Your copy should hold every record verbatim and none of the pictures.

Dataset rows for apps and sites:
BEGIN

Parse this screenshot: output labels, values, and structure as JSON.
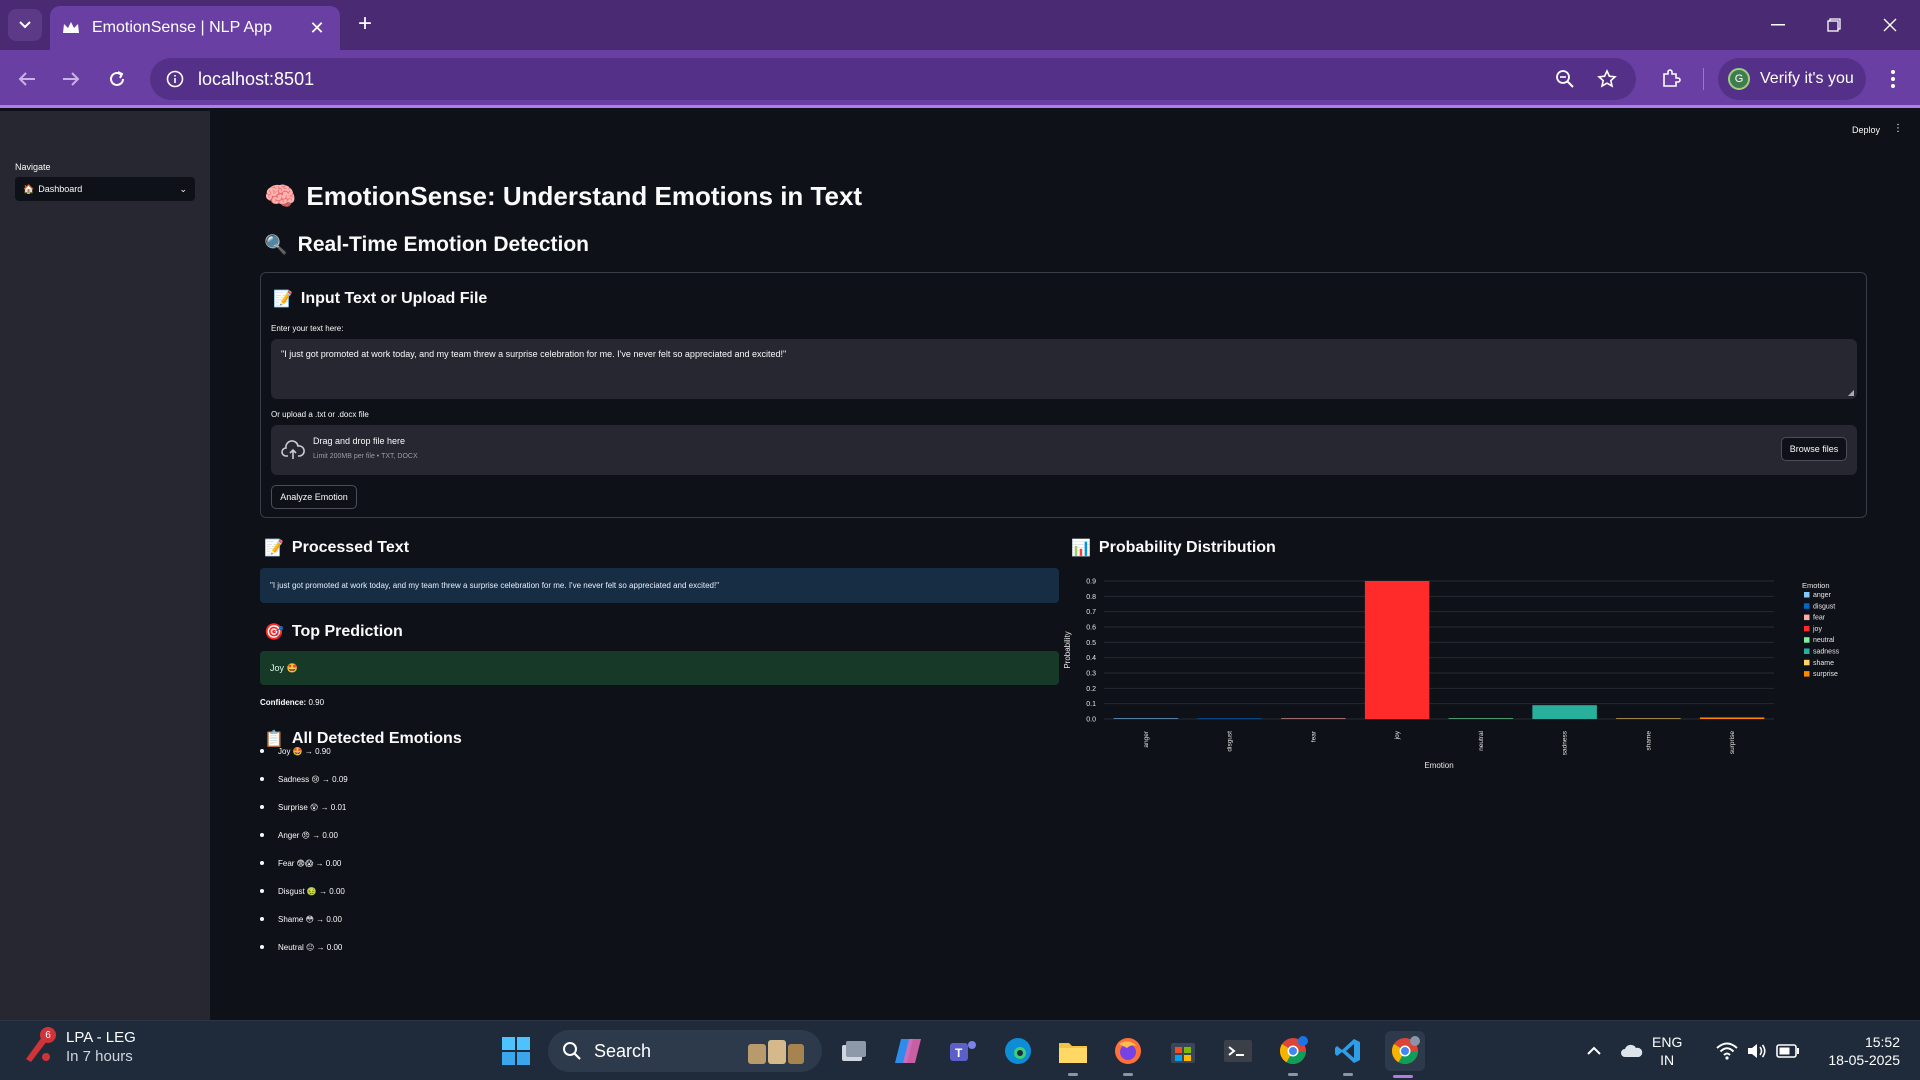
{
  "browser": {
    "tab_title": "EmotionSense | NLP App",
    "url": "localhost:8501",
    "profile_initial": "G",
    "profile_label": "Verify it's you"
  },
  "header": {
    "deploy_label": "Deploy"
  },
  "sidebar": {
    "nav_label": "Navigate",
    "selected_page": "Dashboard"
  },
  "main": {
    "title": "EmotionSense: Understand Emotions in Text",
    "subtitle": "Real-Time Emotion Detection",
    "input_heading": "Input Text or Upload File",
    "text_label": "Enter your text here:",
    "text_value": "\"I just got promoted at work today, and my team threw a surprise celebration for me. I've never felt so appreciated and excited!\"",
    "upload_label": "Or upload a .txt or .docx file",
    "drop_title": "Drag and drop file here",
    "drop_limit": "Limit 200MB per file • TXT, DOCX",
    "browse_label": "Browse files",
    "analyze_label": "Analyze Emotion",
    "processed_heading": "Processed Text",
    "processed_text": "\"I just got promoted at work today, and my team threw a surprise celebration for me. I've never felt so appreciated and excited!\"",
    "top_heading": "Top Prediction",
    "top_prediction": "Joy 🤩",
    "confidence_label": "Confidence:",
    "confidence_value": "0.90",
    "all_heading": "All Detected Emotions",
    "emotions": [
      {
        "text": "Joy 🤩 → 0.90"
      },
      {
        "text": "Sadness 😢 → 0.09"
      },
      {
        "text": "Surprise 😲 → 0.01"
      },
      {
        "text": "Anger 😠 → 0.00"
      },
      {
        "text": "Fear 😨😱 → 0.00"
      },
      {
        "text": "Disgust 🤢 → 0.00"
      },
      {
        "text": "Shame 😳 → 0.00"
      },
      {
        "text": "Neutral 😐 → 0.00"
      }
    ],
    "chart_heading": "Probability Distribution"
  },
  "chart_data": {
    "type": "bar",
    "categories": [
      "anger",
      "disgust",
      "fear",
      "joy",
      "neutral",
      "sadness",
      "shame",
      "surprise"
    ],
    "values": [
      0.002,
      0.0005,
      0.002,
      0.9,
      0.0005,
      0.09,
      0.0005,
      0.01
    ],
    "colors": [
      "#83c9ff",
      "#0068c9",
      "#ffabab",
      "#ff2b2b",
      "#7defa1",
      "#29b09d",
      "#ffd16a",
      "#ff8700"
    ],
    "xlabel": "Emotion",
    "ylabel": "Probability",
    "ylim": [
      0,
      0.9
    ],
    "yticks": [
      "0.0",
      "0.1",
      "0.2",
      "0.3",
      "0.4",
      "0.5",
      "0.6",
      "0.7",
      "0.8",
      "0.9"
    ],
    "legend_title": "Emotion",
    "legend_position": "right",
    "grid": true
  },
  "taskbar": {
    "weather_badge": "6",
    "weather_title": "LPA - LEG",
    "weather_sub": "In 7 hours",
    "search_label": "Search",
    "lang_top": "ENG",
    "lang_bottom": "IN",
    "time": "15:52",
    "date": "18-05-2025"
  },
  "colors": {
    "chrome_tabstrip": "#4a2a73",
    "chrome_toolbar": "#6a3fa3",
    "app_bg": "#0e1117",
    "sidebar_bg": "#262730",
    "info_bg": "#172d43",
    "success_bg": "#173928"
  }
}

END

» OUTPUT BELOW:
Parse this screenshot: output labels, values, and structure as JSON.
{
  "browser": {
    "tab_title": "EmotionSense | NLP App",
    "url": "localhost:8501",
    "profile_initial": "G",
    "profile_label": "Verify it's you"
  },
  "header": {
    "deploy_label": "Deploy"
  },
  "sidebar": {
    "nav_label": "Navigate",
    "selected_page": "Dashboard"
  },
  "main": {
    "title": "EmotionSense: Understand Emotions in Text",
    "subtitle": "Real-Time Emotion Detection",
    "input_heading": "Input Text or Upload File",
    "text_label": "Enter your text here:",
    "text_value": "\"I just got promoted at work today, and my team threw a surprise celebration for me. I've never felt so appreciated and excited!\"",
    "upload_label": "Or upload a .txt or .docx file",
    "drop_title": "Drag and drop file here",
    "drop_limit": "Limit 200MB per file • TXT, DOCX",
    "browse_label": "Browse files",
    "analyze_label": "Analyze Emotion",
    "processed_heading": "Processed Text",
    "processed_text": "\"I just got promoted at work today, and my team threw a surprise celebration for me. I've never felt so appreciated and excited!\"",
    "top_heading": "Top Prediction",
    "top_prediction": "Joy 🤩",
    "confidence_label": "Confidence:",
    "confidence_value": "0.90",
    "all_heading": "All Detected Emotions",
    "emotions": [
      {
        "text": "Joy 🤩 → 0.90"
      },
      {
        "text": "Sadness 😢 → 0.09"
      },
      {
        "text": "Surprise 😲 → 0.01"
      },
      {
        "text": "Anger 😠 → 0.00"
      },
      {
        "text": "Fear 😨😱 → 0.00"
      },
      {
        "text": "Disgust 🤢 → 0.00"
      },
      {
        "text": "Shame 😳 → 0.00"
      },
      {
        "text": "Neutral 😐 → 0.00"
      }
    ],
    "chart_heading": "Probability Distribution"
  },
  "chart_data": {
    "type": "bar",
    "categories": [
      "anger",
      "disgust",
      "fear",
      "joy",
      "neutral",
      "sadness",
      "shame",
      "surprise"
    ],
    "values": [
      0.002,
      0.0005,
      0.002,
      0.9,
      0.0005,
      0.09,
      0.0005,
      0.01
    ],
    "colors": [
      "#83c9ff",
      "#0068c9",
      "#ffabab",
      "#ff2b2b",
      "#7defa1",
      "#29b09d",
      "#ffd16a",
      "#ff8700"
    ],
    "xlabel": "Emotion",
    "ylabel": "Probability",
    "ylim": [
      0,
      0.9
    ],
    "yticks": [
      "0.0",
      "0.1",
      "0.2",
      "0.3",
      "0.4",
      "0.5",
      "0.6",
      "0.7",
      "0.8",
      "0.9"
    ],
    "legend_title": "Emotion",
    "legend_position": "right",
    "grid": true
  },
  "taskbar": {
    "weather_badge": "6",
    "weather_title": "LPA - LEG",
    "weather_sub": "In 7 hours",
    "search_label": "Search",
    "lang_top": "ENG",
    "lang_bottom": "IN",
    "time": "15:52",
    "date": "18-05-2025"
  },
  "colors": {
    "chrome_tabstrip": "#4a2a73",
    "chrome_toolbar": "#6a3fa3",
    "app_bg": "#0e1117",
    "sidebar_bg": "#262730",
    "info_bg": "#172d43",
    "success_bg": "#173928"
  }
}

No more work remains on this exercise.